    Thanks so much for all those questions. It really has me thinking now.
    The Kent Dairy Pellets are actually supposed to be a complete feed without adding anything. I have a lady around me that uses this without mixing and her does do fine on this. I tried this last year and my does did awful on this. That's when I found my own mix that worked last year. It is called Kent Dairy Goat it is 18%. It has 18% crude protein, 2.5% crude fat, and 11% Fiber. High levels of minerals and vitamins balance diet for milk production. Here is the web site http://www.kentfeeds.com/Product-Selector/Sheep-and-Goat/AS700-Pellets-(1)-(1)-(10)-(7).aspx. I decided last year to talk to my local feed mill about mixing this pellet, and he called Kent direct and they told him that this was fine to mix this, they just sell it as a complete feed. I decided to come up with the mix of corn, oats, soybean mill and the kent dairy goat pellet. Oh crap, I just remember after typing this, I forgot to tell him to add the soybean mill to my mix. This might be my problem!!!!! My feed mixes to about 14% for my milkers. During the dry season I have the same mix, but he mixes it at 9.5% and I take out the soybean mill. Could this be my problem?

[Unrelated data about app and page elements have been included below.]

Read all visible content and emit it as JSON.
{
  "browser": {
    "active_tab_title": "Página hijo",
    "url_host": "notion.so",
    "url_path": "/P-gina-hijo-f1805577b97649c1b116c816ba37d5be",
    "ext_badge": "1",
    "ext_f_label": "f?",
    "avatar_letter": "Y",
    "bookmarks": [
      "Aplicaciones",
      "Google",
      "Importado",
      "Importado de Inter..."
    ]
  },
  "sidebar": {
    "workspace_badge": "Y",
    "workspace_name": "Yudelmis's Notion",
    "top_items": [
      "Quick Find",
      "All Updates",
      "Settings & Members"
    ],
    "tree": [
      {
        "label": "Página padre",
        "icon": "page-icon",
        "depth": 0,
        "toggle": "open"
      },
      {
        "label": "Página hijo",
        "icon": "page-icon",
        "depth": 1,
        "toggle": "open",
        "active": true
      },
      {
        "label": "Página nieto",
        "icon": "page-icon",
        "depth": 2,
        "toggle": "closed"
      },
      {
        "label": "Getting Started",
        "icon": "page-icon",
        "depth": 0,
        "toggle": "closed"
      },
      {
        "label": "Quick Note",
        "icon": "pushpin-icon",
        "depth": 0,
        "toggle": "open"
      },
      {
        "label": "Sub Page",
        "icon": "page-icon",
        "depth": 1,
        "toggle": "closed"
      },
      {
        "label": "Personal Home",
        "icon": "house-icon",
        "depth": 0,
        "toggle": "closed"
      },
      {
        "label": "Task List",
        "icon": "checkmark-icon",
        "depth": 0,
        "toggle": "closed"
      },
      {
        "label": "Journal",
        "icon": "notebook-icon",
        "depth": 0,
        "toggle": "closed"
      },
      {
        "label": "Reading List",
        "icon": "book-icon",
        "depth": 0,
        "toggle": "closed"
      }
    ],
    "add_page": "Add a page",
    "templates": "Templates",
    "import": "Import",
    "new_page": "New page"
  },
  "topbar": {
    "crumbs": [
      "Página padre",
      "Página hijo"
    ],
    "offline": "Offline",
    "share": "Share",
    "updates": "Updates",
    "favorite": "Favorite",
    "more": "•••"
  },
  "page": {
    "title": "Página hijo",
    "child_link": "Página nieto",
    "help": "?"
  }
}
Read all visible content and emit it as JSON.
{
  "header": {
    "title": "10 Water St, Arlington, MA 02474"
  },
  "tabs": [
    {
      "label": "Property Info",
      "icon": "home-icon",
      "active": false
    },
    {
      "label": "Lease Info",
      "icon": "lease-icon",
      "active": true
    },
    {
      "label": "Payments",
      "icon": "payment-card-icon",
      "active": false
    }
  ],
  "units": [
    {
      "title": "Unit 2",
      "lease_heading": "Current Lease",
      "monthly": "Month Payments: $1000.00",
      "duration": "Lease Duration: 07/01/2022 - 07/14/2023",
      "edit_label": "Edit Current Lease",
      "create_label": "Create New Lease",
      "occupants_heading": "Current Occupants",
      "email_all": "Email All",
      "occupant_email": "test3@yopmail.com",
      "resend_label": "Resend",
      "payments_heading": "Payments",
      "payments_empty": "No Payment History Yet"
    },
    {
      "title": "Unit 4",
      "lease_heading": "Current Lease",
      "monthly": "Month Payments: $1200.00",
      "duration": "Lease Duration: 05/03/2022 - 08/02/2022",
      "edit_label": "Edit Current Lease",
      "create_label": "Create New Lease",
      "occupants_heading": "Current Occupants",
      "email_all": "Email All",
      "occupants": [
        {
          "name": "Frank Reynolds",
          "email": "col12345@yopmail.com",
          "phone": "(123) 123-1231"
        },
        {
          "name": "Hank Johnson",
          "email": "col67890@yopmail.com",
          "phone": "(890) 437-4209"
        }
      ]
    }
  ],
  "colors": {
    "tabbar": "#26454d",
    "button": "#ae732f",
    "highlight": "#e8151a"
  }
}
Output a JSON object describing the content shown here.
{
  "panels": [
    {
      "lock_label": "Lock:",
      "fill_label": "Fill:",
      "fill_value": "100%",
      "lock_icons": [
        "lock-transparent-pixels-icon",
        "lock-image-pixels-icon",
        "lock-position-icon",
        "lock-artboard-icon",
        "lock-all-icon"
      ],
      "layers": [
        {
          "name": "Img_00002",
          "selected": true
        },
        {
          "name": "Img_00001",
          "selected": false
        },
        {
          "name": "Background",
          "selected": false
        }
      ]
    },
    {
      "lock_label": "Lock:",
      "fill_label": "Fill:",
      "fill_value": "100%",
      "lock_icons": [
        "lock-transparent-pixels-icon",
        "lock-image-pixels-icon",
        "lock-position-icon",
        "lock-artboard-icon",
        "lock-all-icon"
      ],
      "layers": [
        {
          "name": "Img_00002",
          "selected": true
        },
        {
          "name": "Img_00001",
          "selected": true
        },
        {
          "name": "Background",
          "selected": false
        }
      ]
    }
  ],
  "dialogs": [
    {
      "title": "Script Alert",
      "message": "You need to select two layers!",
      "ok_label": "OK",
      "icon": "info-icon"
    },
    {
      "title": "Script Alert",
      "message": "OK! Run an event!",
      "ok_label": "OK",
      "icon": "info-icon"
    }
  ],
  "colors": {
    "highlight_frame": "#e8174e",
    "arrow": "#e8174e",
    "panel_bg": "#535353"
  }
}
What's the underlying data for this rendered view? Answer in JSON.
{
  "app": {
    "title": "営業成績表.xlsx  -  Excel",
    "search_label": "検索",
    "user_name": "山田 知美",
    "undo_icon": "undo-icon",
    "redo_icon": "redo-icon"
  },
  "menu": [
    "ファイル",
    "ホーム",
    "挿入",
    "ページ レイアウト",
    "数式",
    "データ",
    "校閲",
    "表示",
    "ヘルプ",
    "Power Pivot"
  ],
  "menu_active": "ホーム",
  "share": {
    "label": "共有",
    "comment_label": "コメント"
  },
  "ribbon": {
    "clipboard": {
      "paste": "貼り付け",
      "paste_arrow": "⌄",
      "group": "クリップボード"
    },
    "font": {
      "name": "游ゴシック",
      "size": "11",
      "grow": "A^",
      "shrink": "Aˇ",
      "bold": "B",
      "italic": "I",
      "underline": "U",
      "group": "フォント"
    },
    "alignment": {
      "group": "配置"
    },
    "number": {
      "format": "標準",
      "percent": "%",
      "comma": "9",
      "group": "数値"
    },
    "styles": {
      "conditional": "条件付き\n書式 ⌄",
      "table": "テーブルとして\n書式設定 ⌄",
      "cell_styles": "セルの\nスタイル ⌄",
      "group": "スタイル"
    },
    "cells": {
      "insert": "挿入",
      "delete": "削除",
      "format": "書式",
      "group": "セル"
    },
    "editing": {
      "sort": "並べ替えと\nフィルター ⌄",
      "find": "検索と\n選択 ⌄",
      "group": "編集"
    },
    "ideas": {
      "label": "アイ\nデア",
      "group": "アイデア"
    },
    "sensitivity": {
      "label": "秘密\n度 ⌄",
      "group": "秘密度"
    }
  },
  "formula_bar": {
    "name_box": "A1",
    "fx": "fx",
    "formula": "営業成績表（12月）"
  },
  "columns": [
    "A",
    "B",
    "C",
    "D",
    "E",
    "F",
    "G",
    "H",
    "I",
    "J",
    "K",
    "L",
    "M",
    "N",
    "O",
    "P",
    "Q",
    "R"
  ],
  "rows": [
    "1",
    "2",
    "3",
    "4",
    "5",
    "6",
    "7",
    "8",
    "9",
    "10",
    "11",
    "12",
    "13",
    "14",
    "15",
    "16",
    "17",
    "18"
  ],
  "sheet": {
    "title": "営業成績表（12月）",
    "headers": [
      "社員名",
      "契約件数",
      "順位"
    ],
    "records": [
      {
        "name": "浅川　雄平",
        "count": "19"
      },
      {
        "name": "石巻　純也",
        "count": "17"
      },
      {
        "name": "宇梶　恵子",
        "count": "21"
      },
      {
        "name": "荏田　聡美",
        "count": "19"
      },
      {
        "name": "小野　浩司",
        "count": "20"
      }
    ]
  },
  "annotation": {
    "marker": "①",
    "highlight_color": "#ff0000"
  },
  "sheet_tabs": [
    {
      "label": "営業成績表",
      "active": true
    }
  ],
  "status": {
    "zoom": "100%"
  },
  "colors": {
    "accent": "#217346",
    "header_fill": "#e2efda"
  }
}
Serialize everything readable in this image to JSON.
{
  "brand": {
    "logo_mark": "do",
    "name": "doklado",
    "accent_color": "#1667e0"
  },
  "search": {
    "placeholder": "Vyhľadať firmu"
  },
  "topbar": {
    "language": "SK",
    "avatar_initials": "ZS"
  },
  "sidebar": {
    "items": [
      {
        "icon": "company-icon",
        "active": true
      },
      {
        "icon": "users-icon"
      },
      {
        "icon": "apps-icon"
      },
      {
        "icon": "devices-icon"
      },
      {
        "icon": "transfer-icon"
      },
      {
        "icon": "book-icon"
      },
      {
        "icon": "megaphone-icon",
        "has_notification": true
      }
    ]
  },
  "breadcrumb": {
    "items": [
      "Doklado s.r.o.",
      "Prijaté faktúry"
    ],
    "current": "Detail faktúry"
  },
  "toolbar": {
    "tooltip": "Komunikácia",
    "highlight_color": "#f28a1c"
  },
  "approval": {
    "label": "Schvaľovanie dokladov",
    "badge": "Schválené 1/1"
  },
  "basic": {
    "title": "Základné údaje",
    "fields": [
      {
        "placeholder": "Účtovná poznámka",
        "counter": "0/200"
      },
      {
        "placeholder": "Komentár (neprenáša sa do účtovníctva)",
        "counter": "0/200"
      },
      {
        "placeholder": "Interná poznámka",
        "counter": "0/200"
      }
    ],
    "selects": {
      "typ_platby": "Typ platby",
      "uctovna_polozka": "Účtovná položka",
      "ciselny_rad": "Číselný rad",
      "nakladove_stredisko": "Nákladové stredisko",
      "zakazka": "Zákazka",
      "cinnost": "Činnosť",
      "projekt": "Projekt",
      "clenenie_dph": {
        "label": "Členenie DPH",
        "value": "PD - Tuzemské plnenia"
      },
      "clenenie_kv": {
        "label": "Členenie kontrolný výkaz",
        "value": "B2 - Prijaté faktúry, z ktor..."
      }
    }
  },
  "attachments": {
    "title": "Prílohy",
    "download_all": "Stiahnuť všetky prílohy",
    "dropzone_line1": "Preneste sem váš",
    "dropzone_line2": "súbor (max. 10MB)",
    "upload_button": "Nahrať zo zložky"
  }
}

    She did have a normal delivery, her temperature is fine and her discharge is normal.

    The hay is out of the 2nd and 3rd cutting. They eat all of it.

    Ivermectin is successful in our area, but for me the Stage #1 of the wormers SafeGuard, etc......... do not work for me in my area.

    Last year this Doe had twins, this year she had Quads. She was fat before she got pregnant. I refuse to have my does bred if they are too thin. I want a healthy pregnancy for both my does and the unborn kids. After she had the Quads she really didn't milk like normal from day one. Her colostrum was even low for her.

    Her place in the Herd is the same as it has always been. Her place on the milk stand is the same as last year. She always knows right where to go. I try to keep this the same if all possible to make them feel comfortable. I don't have an overly bossy goat on my farm. I get rid of them if they become this way. They really don't have many disagreements at all. Most of it is just play when they do. I only grain on the milking stand twice a day and they have their own sections for their grain, so they all get the same amount. I do feed a little more if necessary on the stand.

    During the dry season yes they share the same feeders without fighting. They are still on full alfalfa hay during the dry season. They look fat and healthy and I like them that way.

    My water tank is actually the Black Rubber/Plastic tank not steel. ( That was my Grandfathers words coming out my head.) LOL

    My goats this year that had triplets look like they did before they got bred 3 weeks after kidding with the exception of this one. Nice and healthy. The doe that is having the problems was overly thin about 3 to 4 weeks after kidding last year and finally started to gain weight about 2 months later. She looked very healthy as I was drying her up. If I could just get her milk production up it would be great!!!!!